H2SO4 + 2 NaOH → Na2SO4 + 2 H2O
According to the equation, 2 moles of H+ ions (2 equivalents) from sulfuric acid react with sodium hydroxide (NaOH) to form sodium sulfate (Na2SO4) and water. Using the equation:
N = molarity x equivalents
N = 0.1 x 2
N = 0.2 N
Even though you’re given extra information (number of moles of sodium hydroxide and water), they don’t affect the answer to this problem. Normality depends on the number of hydrogen ions participating in the reaction. Since sulfuric acid is a strong acid, you know it completely dissociates into its ions.

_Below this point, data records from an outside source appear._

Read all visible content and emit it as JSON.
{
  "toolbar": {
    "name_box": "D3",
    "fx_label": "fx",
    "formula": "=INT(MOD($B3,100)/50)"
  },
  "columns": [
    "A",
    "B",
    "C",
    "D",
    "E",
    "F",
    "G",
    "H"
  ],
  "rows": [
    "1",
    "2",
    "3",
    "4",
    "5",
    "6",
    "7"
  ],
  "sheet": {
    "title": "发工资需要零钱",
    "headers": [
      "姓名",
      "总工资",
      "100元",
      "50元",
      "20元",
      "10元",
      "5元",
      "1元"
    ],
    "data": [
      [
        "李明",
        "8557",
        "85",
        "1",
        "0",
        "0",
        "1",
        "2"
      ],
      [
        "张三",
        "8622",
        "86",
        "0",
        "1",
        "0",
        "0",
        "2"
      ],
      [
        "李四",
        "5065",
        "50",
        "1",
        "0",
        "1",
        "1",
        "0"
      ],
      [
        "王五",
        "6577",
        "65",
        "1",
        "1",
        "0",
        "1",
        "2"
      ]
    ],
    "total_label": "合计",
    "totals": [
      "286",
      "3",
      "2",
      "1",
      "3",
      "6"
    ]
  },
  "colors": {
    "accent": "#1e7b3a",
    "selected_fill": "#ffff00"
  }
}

Sometimes not all of the hydrogen ions in a reactant participate in the reaction. For example, let’s find the normality of 1.0 M H3AsO4 in this reaction:
H3AsO4 + 2 NaOH → Na2HAsO4 + 2 H2O
If you look at the reaction, you see only two of the hydrogen ions in H3AsO4 react with NaOH to form the product. So, there are 2 equivalents and not 3 like you might expect. You can find normality using the equation:
N = Molarity x number of equivalents
N = 1.0 x 2
N = 2.0 N
Example: Normality of a Salt Solution
Find the normality of 0.321 g sodium carbonate in a 250 mL solution.
First, you need to know the formula for sodium carbonate to calculate its molecular weight and so you can see what ions it forms when it dissolves. Sodium carbonate is Na2CO3 and its molecular weight is 105.99 g/mol. When it dissolves, it forms two sodium ions and one carbonate ion. Set up the problem so the units cancel out to give an answer in equivalents per liter:
N = (mass in grams x equivalents) / (volume in liters x molecular weight)
Re-writing to make unit cancelling easy to see:
N = (0.321 g) x (1 mol/105.99 g) x (2 eq/1 mol) / 0.250 L
N = 0.0755 eq/L = 0.0755 N
Example: Acid-Base Titration
Find the normal concentration of citric acid when 25.00 mL citric acid solution is titrated with 28.12 mL of 0.1718 N KOH solution.
To solve this problem, use the formula:
Na × Va = Nb × Vb
Na × (25.00 mL) = (0.1718 N) (28.12 mL)
Na = (0.1718 N) (28.12 mL)/(25.00 mL)
Na = 0.1932 N
Limitations of Using Normality
There are considerations to remember when using normality:
- Normality always requires an equivalence factor.
- Normality depends on temperature. As long as you do all lab work at the same temperature (i.e., room temperature), it’s stable, but if you boil or refrigerate a solution, all bets are off. If you expect dramatic temperature changes, use a different unit, like molarity or mass percent.
- Normality depends on the substance and chemical reaction being studied. For example, if you calculate the normality of an acid with respect to a certain base, it may be different if you change the base.
- IUPAC (1997). “Equivalent entity”. Compendium of Chemical Terminology (The Gold Book) (2nd ed.). doi: 10.1351/goldbook
- IUPAC. The Use of the Equivalence Concept.